Why does A Feast for Crows start to introduce doubts about the commonly accepted history? Simply a decision by Martin to maybe adhere more to the reality of history’s uncertainties, especially the further back you go? Or will it play some role in the events to come in the novels, perhaps illuminating some facts that were unclear or even unknown?
I’ve no answers at all to those questions. But here’s a possible hint as to why the time scales are as they are, why everything ancient is ancient-beyond-ancient, why everything big is really big. In The Faces of Fantasy, a photograph collection, George R.R. Martin wrote the following (you can read the full piece on his official site):
We read fantasy to find the colors again, I think. To taste strong spices and hear the songs the sirens sang. There is something old and true in fantasy that speaks to something deep within us, to the child who dreamt that one day he would hunt the forests of the night, and feast beneath the hollow hills, and find a love to last forever somewhere south of Oz and north of Shangri-La.

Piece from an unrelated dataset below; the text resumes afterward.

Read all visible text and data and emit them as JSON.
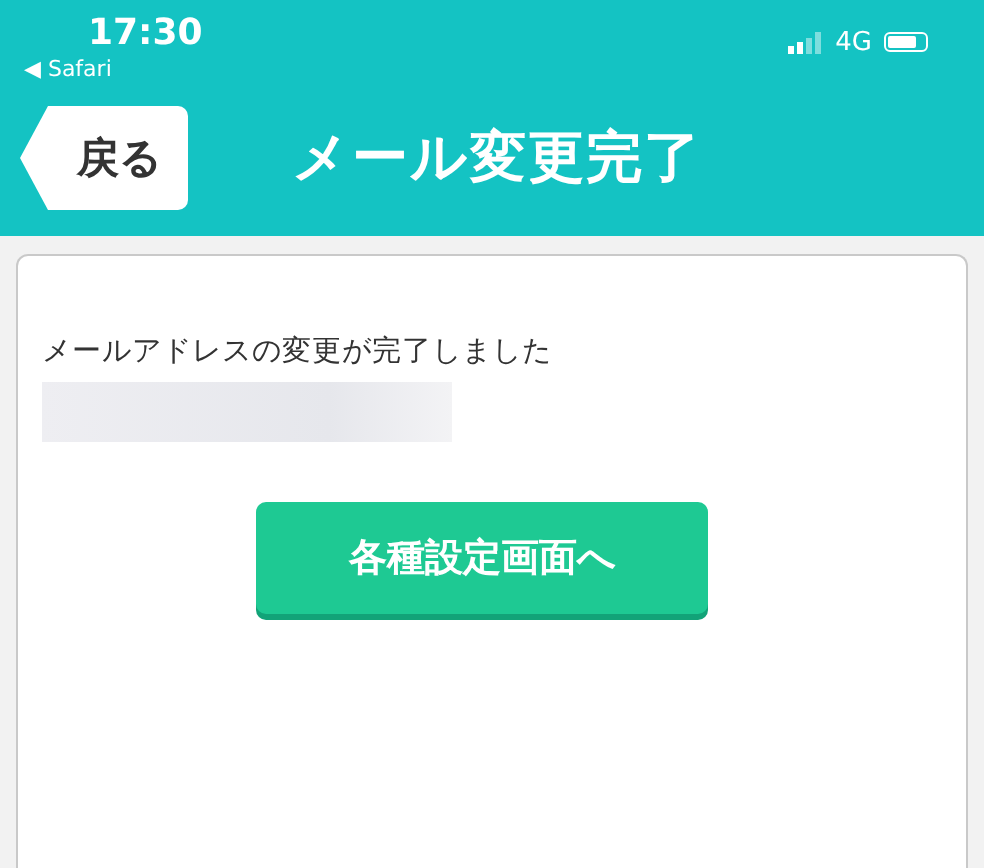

Every adjective you can think of is just a bit more of itself in the fantasy world GRRM has created. And that includes old: everything that’s old is even older. It’s a signal, and it’s a way to evoke wonder, a sense of the great epochs. If it doesn’t make perfect, realistic sense, I’m not sure Martin cares, so long as many readers can be transported by such details.
Clearly, many are.
Valyrian dagger image copyright Heidi Sloan/HBO
Having met on a game (yes, on the internet), Elio crossed an ocean to join Linda in her native Sweden. Establishing their “A Song of Ice and Fire” fan page, Westeros, in 1998, they now host the largest fan forum and oversee sub-sites covering all facets of George R.R. Martin’s works, including a wiki. Westeros.org can also be found on Twitter and Facebook, where they provide official syndication of George R.R. Martin’s blog updates. They are co-authors, with Martin, of the in-progress The World of Ice and Fire, an official guide to the setting.